  • We present the earliest ultraviolet (UV) observations of the bright Type Ia supernova SN 2011fe/PTF11kly in the nearby galaxy M101 at a distance of only 6.4 Mpc. It was discovered shortly after explosion by the Palomar Transient Factory and first observed by Swift/UVOT about a day after explosion. The early UV light is well defined, with {approx}20 data points per filter in the five days after explosion. These early and well-sampled UV observations form new template light curves for comparison with observations of other SNe Ia at low and high redshift. We report fits from semiempirical models of the explosionmore » and find the time evolution of the early UV flux to be well fitted by the superposition of two parabolic curves. Finally, we use the early UV flux measurements to examine a possible shock interaction with a non-degenerate companion. From models predicting the measurable shock emission, we find that even a solar mass companion at a distance of a few solar radii is unlikely at more than 95% confidence.« less

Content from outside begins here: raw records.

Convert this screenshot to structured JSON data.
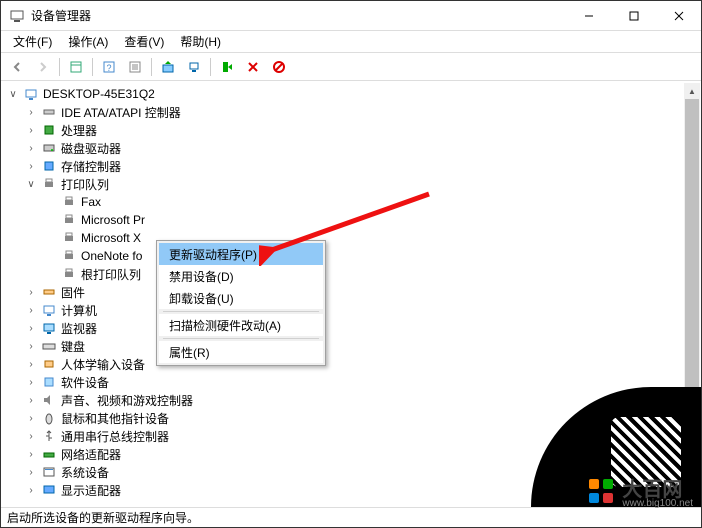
{
  "window": {
    "title": "设备管理器"
  },
  "menubar": {
    "file": "文件(F)",
    "action": "操作(A)",
    "view": "查看(V)",
    "help": "帮助(H)"
  },
  "tree": {
    "root": "DESKTOP-45E31Q2",
    "categories": [
      {
        "label": "IDE ATA/ATAPI 控制器",
        "expanded": false,
        "icon": "ide"
      },
      {
        "label": "处理器",
        "expanded": false,
        "icon": "cpu"
      },
      {
        "label": "磁盘驱动器",
        "expanded": false,
        "icon": "disk"
      },
      {
        "label": "存储控制器",
        "expanded": false,
        "icon": "storage"
      },
      {
        "label": "打印队列",
        "expanded": true,
        "icon": "printer",
        "children": [
          {
            "label": "Fax"
          },
          {
            "label": "Microsoft Pr",
            "selected": true
          },
          {
            "label": "Microsoft X"
          },
          {
            "label": "OneNote fo"
          },
          {
            "label": "根打印队列"
          }
        ]
      },
      {
        "label": "固件",
        "expanded": false,
        "icon": "firmware"
      },
      {
        "label": "计算机",
        "expanded": false,
        "icon": "computer"
      },
      {
        "label": "监视器",
        "expanded": false,
        "icon": "monitor"
      },
      {
        "label": "键盘",
        "expanded": false,
        "icon": "keyboard"
      },
      {
        "label": "人体学输入设备",
        "expanded": false,
        "icon": "hid"
      },
      {
        "label": "软件设备",
        "expanded": false,
        "icon": "software"
      },
      {
        "label": "声音、视频和游戏控制器",
        "expanded": false,
        "icon": "sound"
      },
      {
        "label": "鼠标和其他指针设备",
        "expanded": false,
        "icon": "mouse"
      },
      {
        "label": "通用串行总线控制器",
        "expanded": false,
        "icon": "usb"
      },
      {
        "label": "网络适配器",
        "expanded": false,
        "icon": "network"
      },
      {
        "label": "系统设备",
        "expanded": false,
        "icon": "system"
      },
      {
        "label": "显示适配器",
        "expanded": false,
        "icon": "display"
      }
    ]
  },
  "context_menu": {
    "update_driver": "更新驱动程序(P)",
    "disable_device": "禁用设备(D)",
    "uninstall_device": "卸载设备(U)",
    "scan_hardware": "扫描检测硬件改动(A)",
    "properties": "属性(R)"
  },
  "statusbar": {
    "text": "启动所选设备的更新驱动程序向导。"
  },
  "watermark": {
    "brand": "大百网",
    "url": "www.big100.net"
  }
}
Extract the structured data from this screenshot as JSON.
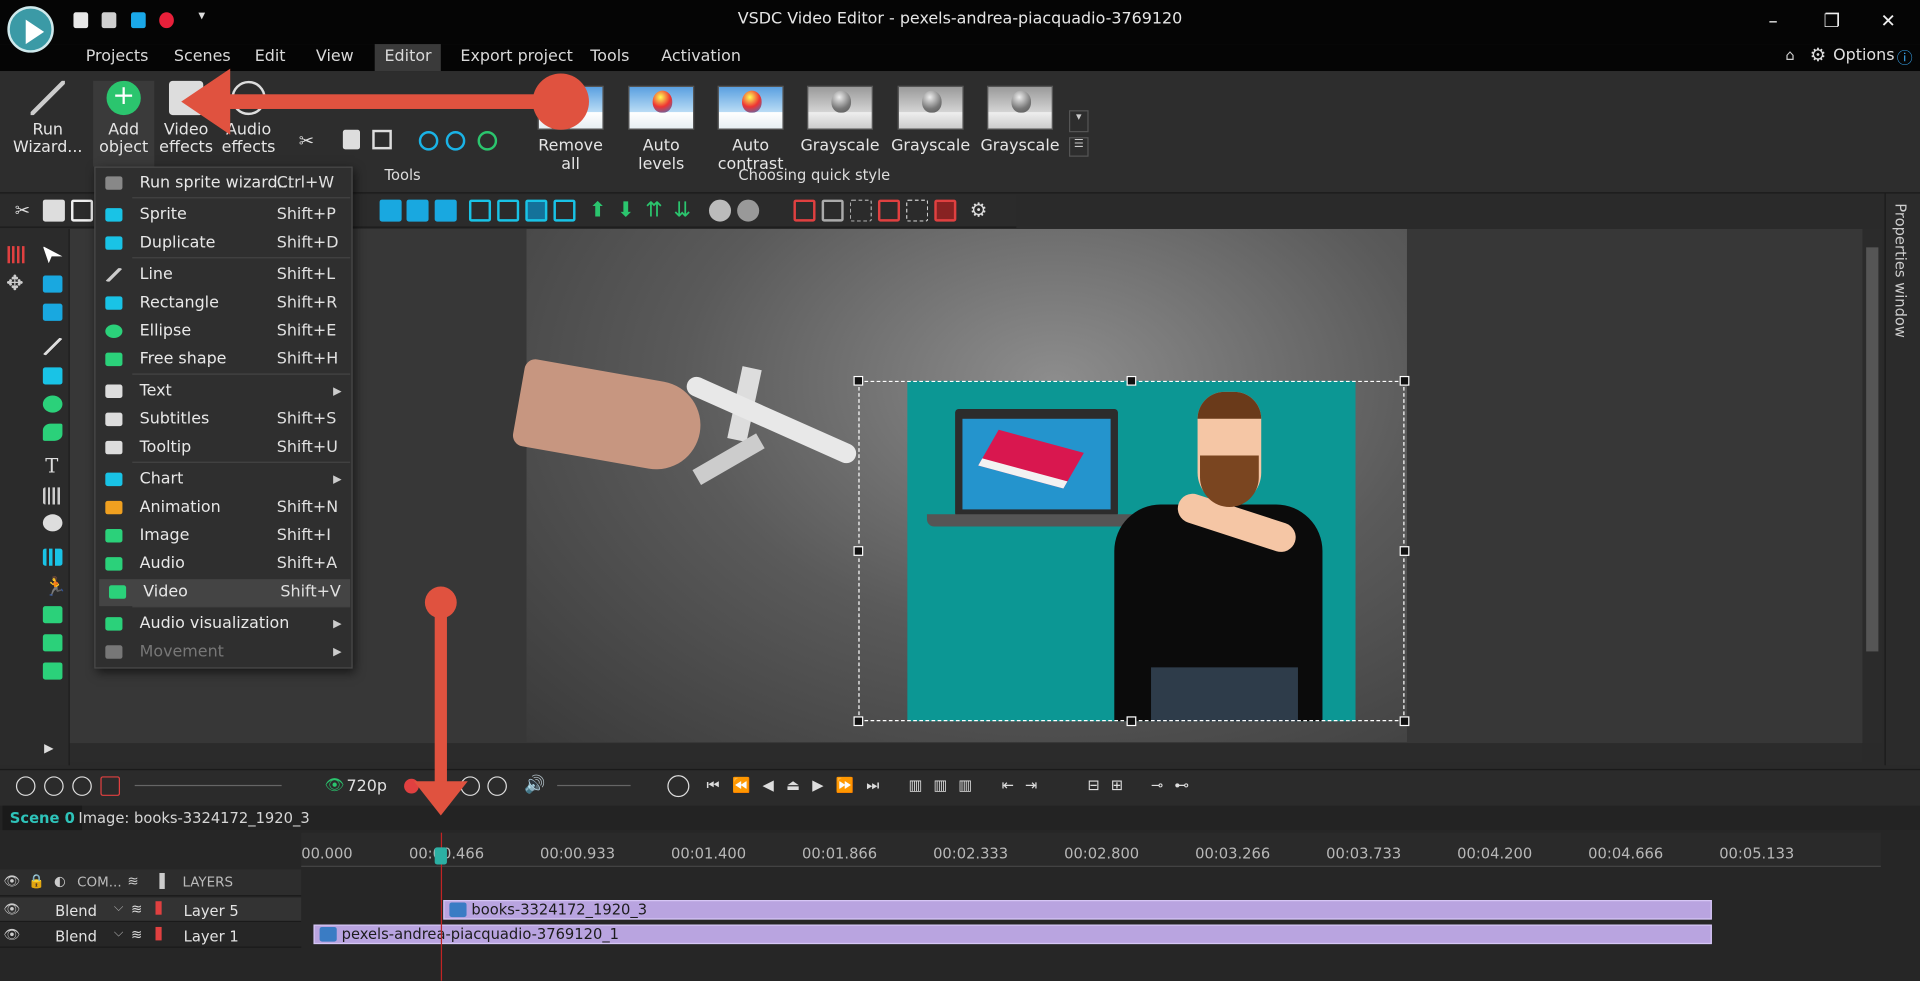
{
  "window": {
    "title": "VSDC Video Editor - pexels-andrea-piacquadio-3769120"
  },
  "menu": [
    "Projects",
    "Scenes",
    "Edit",
    "View",
    "Editor",
    "Export project",
    "Tools",
    "Activation"
  ],
  "options_label": "Options",
  "ribbon": {
    "run_wizard": [
      "Run",
      "Wizard..."
    ],
    "add_object": [
      "Add",
      "object"
    ],
    "video_effects": [
      "Video",
      "effects"
    ],
    "audio_effects": [
      "Audio",
      "effects"
    ],
    "tools_group": "Tools",
    "quick_style_group": "Choosing quick style",
    "quick_styles": [
      "Remove all",
      "Auto levels",
      "Auto contrast",
      "Grayscale",
      "Grayscale",
      "Grayscale"
    ]
  },
  "dropdown": [
    {
      "label": "Run sprite wizard...",
      "shortcut": "Ctrl+W",
      "icon": "wand-icon",
      "color": "#888888"
    },
    {
      "label": "Sprite",
      "shortcut": "Shift+P",
      "icon": "sprite-icon",
      "color": "#19c3e6"
    },
    {
      "label": "Duplicate",
      "shortcut": "Shift+D",
      "icon": "duplicate-icon",
      "color": "#19c3e6"
    },
    {
      "label": "Line",
      "shortcut": "Shift+L",
      "icon": "line-icon",
      "color": "#cccccc"
    },
    {
      "label": "Rectangle",
      "shortcut": "Shift+R",
      "icon": "rectangle-icon",
      "color": "#19c3e6"
    },
    {
      "label": "Ellipse",
      "shortcut": "Shift+E",
      "icon": "ellipse-icon",
      "color": "#2bd17a"
    },
    {
      "label": "Free shape",
      "shortcut": "Shift+H",
      "icon": "free-shape-icon",
      "color": "#2bd17a"
    },
    {
      "label": "Text",
      "shortcut": "",
      "icon": "text-icon",
      "color": "#dddddd",
      "submenu": true
    },
    {
      "label": "Subtitles",
      "shortcut": "Shift+S",
      "icon": "subtitles-icon",
      "color": "#dddddd"
    },
    {
      "label": "Tooltip",
      "shortcut": "Shift+U",
      "icon": "tooltip-icon",
      "color": "#dddddd"
    },
    {
      "label": "Chart",
      "shortcut": "",
      "icon": "chart-icon",
      "color": "#19c3e6",
      "submenu": true
    },
    {
      "label": "Animation",
      "shortcut": "Shift+N",
      "icon": "animation-icon",
      "color": "#f0a020"
    },
    {
      "label": "Image",
      "shortcut": "Shift+I",
      "icon": "image-icon",
      "color": "#2bd17a"
    },
    {
      "label": "Audio",
      "shortcut": "Shift+A",
      "icon": "audio-icon",
      "color": "#2bd17a"
    },
    {
      "label": "Video",
      "shortcut": "Shift+V",
      "icon": "video-icon",
      "color": "#2bd17a",
      "highlighted": true
    },
    {
      "label": "Audio visualization",
      "shortcut": "",
      "icon": "audio-visualization-icon",
      "color": "#2bd17a",
      "submenu": true
    },
    {
      "label": "Movement",
      "shortcut": "",
      "icon": "movement-icon",
      "color": "#777777",
      "submenu": true,
      "disabled": true
    }
  ],
  "playback": {
    "quality": "720p"
  },
  "tabs": [
    "Scene 0",
    "Image: books-3324172_1920_3"
  ],
  "timeline": {
    "header": {
      "com": "COM...",
      "layers": "LAYERS"
    },
    "ticks": [
      "00.000",
      "00:00.466",
      "00:00.933",
      "00:01.400",
      "00:01.866",
      "00:02.333",
      "00:02.800",
      "00:03.266",
      "00:03.733",
      "00:04.200",
      "00:04.666",
      "00:05.133"
    ],
    "rows": [
      {
        "blend": "Blend",
        "layer": "Layer 5",
        "clip": "books-3324172_1920_3"
      },
      {
        "blend": "Blend",
        "layer": "Layer 1",
        "clip": "pexels-andrea-piacquadio-3769120_1"
      }
    ]
  },
  "properties_window": "Properties window",
  "colors": {
    "accent": "#2ec3b9",
    "arrow": "#e0523f",
    "clip": "#b9a4e0",
    "image_bg": "#0c9794"
  }
}
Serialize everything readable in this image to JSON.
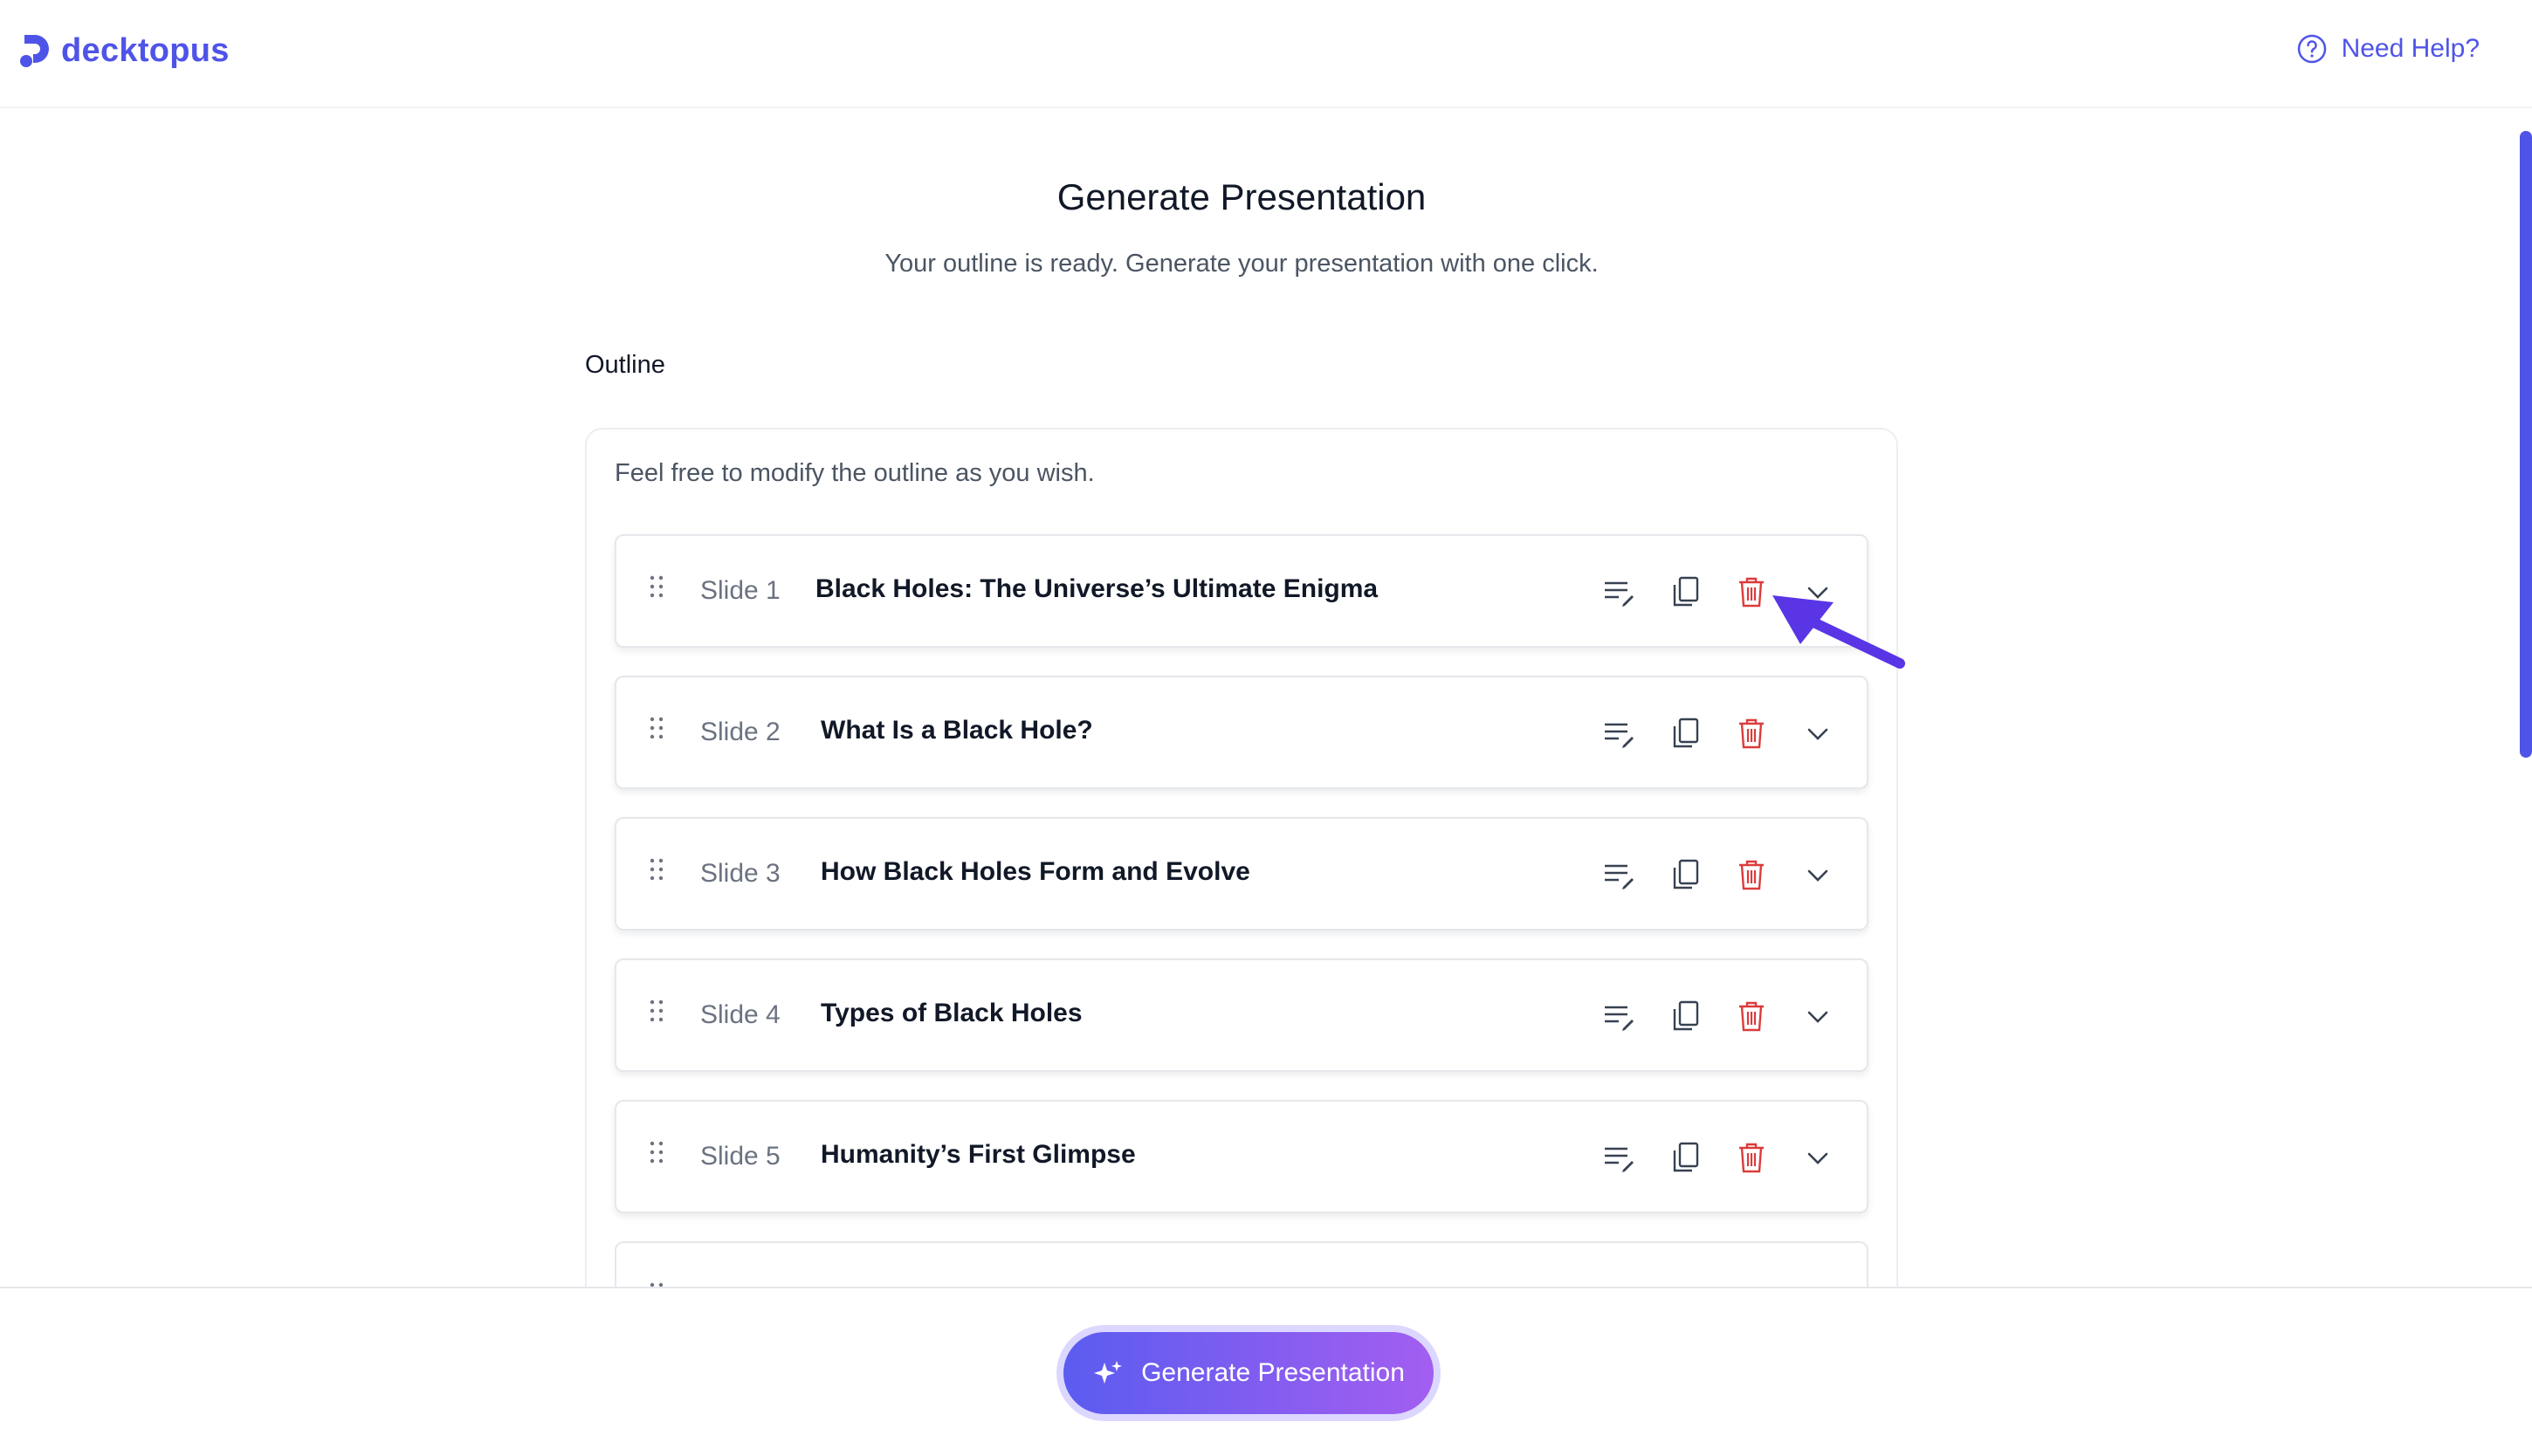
{
  "header": {
    "logo_text": "decktopus",
    "help_label": "Need Help?"
  },
  "main": {
    "title": "Generate Presentation",
    "subtitle": "Your outline is ready. Generate your presentation with one click.",
    "outline_heading": "Outline",
    "helper_text": "Feel free to modify the outline as you wish."
  },
  "slides": [
    {
      "num": "Slide 1",
      "title": "Black Holes: The Universe’s Ultimate Enigma"
    },
    {
      "num": "Slide 2",
      "title": "What Is a Black Hole?"
    },
    {
      "num": "Slide 3",
      "title": "How Black Holes Form and Evolve"
    },
    {
      "num": "Slide 4",
      "title": "Types of Black Holes"
    },
    {
      "num": "Slide 5",
      "title": "Humanity’s First Glimpse"
    }
  ],
  "actions": {
    "edit_icon": "edit-notes-icon",
    "copy_icon": "duplicate-icon",
    "delete_icon": "trash-icon",
    "expand_icon": "chevron-down-icon"
  },
  "footer": {
    "generate_label": "Generate Presentation"
  },
  "colors": {
    "brand": "#4f54e8",
    "delete": "#dc3b3b",
    "button_gradient_start": "#5b5cf0",
    "button_gradient_end": "#a35ef0"
  }
}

  • We measure the decay rate of the mid-IR luminosity from Type Ia supernova 2011fe between six months and one year after explosion using Spitzer/IRAC observations. The fading in the 3.6 {mu}m channel is 1.48 {+-} 0.02 mag/100{sup d}, which is similar to that seen in blue optical bands. The supernova brightness fades at 0.78 {+-} 0.02 mag/100{sup d} in the 4.5 {mu}m channel which is close to that observed in the near-IR. We argue that the difference is a result of doubly ionized iron-peak elements dominating the bluer IRAC band while singly ionized species are controlling the longer wavelength channel.more » To test this, we use Large Binocular Telescope spectra taken during the same phases to show that doubly ionized emission lines do fade more slowly than their singly ionized cousins. We also find that [Co III] emission fades at more than twice the radioactive decay rate due to the combination of decreasing excitation in the nebula, recombination and cobalt decaying to iron. The nebular emission velocities of [Fe III] and [Co III] lines show a smaller blueshift than emission from singly ionized atoms. The Si II velocity gradient near maximum light combined with our nebular velocity measurements suggest SN 2011fe was a typical member of the ''low velocity gradient'' class of Type Ia. Analyzing IRAC photometry from other supernovae we find that mid-IR color of Type Ia events is correlated with the early light curve width and can be used as an indicator of the radioactive nickel yield.« less